AVAILABLE RECORDS Start Marker

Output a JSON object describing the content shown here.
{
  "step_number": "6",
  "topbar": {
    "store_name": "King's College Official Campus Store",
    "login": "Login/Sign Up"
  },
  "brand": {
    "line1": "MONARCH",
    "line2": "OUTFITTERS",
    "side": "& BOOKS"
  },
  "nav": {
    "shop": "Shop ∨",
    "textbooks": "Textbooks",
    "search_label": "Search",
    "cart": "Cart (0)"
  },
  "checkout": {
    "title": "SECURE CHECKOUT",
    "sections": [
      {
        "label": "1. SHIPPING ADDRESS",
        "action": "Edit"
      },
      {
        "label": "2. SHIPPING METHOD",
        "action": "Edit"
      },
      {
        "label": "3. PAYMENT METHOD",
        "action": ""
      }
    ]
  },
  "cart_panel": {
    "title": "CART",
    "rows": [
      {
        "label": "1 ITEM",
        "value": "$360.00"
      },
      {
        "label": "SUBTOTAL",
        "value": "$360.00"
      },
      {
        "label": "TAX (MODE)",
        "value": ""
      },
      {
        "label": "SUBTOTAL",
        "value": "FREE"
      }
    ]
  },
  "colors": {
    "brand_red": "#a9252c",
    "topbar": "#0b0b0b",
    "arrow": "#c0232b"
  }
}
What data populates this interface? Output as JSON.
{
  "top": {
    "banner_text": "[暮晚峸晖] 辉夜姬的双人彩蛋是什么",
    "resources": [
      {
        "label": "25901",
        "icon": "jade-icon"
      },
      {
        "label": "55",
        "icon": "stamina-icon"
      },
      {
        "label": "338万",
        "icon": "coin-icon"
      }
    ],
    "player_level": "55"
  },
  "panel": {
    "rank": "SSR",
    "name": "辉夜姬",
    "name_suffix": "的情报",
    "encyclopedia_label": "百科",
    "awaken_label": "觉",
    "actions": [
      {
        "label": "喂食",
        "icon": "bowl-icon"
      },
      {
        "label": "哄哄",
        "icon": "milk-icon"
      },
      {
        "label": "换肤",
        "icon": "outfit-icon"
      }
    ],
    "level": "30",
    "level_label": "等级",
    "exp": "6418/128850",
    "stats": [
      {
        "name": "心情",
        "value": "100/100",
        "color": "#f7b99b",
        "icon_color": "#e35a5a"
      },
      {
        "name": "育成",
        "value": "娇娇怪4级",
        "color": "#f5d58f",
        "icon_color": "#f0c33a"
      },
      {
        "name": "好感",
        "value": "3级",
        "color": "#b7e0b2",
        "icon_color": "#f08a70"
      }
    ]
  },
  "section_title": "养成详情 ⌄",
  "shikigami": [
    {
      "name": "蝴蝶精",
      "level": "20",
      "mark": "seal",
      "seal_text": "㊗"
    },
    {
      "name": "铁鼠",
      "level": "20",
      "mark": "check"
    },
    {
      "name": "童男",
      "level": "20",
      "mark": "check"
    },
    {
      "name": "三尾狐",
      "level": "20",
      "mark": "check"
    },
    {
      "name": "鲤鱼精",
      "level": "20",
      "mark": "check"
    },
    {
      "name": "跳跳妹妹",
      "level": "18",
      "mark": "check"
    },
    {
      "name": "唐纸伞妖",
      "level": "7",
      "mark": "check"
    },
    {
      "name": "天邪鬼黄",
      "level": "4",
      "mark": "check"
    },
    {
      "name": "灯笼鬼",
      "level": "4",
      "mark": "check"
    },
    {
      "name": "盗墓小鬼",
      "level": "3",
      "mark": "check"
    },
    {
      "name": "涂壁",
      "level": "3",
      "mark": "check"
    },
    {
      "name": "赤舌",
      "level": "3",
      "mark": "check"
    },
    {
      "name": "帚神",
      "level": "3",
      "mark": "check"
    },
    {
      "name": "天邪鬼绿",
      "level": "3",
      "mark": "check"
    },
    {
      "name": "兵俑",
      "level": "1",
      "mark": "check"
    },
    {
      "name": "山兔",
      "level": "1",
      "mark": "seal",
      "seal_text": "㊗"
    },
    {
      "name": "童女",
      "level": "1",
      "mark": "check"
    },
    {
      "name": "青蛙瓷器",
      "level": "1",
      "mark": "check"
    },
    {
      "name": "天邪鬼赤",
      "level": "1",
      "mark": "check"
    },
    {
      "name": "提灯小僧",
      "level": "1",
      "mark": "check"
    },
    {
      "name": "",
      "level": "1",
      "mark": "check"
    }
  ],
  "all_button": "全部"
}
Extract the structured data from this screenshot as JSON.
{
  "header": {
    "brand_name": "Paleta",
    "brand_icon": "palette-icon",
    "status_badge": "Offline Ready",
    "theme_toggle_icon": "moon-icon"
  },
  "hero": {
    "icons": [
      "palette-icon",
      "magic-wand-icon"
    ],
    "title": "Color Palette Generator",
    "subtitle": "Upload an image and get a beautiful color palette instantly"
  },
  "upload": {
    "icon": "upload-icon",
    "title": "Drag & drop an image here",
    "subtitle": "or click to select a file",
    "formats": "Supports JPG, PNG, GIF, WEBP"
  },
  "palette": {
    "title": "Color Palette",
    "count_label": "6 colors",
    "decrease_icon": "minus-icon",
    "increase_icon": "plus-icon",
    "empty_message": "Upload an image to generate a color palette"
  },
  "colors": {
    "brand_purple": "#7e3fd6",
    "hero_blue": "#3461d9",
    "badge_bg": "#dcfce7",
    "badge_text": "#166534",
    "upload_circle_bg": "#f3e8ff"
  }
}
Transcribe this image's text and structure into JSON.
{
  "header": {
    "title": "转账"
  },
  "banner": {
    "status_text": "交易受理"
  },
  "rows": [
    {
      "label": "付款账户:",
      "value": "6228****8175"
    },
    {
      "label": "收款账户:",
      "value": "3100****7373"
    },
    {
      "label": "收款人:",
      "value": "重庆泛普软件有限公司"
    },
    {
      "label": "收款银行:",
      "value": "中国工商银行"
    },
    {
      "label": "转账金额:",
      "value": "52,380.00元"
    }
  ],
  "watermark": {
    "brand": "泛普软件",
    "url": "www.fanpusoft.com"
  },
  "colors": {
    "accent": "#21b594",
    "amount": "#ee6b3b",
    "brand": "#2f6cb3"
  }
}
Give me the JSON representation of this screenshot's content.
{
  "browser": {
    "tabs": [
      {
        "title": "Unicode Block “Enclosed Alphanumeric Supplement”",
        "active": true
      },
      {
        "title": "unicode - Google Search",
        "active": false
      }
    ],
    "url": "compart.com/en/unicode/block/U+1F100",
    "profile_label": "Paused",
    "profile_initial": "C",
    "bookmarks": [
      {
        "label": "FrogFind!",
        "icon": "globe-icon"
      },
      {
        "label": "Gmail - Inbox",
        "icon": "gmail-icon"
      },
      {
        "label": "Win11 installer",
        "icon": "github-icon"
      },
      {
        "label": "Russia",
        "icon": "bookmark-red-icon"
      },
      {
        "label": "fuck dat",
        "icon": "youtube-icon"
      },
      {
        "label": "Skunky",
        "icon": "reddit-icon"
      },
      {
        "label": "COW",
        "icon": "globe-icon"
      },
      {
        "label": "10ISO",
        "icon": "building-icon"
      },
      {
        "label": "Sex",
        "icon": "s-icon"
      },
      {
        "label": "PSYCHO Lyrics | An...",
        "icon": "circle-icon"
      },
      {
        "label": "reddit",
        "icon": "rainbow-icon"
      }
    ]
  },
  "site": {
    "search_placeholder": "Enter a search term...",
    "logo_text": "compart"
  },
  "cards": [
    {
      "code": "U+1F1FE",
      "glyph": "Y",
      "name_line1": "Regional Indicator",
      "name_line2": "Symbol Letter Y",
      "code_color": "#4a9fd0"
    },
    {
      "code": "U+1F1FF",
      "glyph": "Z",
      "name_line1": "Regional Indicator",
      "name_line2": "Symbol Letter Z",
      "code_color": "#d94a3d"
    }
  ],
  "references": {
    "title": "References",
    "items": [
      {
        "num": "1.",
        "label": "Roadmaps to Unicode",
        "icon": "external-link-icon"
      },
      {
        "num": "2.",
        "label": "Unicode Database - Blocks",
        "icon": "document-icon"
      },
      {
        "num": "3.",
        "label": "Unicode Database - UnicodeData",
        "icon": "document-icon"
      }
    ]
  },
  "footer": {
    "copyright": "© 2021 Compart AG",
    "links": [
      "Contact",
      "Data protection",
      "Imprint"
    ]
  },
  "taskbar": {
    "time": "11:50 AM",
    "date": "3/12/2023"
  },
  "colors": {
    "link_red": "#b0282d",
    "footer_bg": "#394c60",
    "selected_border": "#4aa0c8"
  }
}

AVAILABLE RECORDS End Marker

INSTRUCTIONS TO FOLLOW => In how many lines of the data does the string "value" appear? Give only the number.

TASK RESPONSE => 12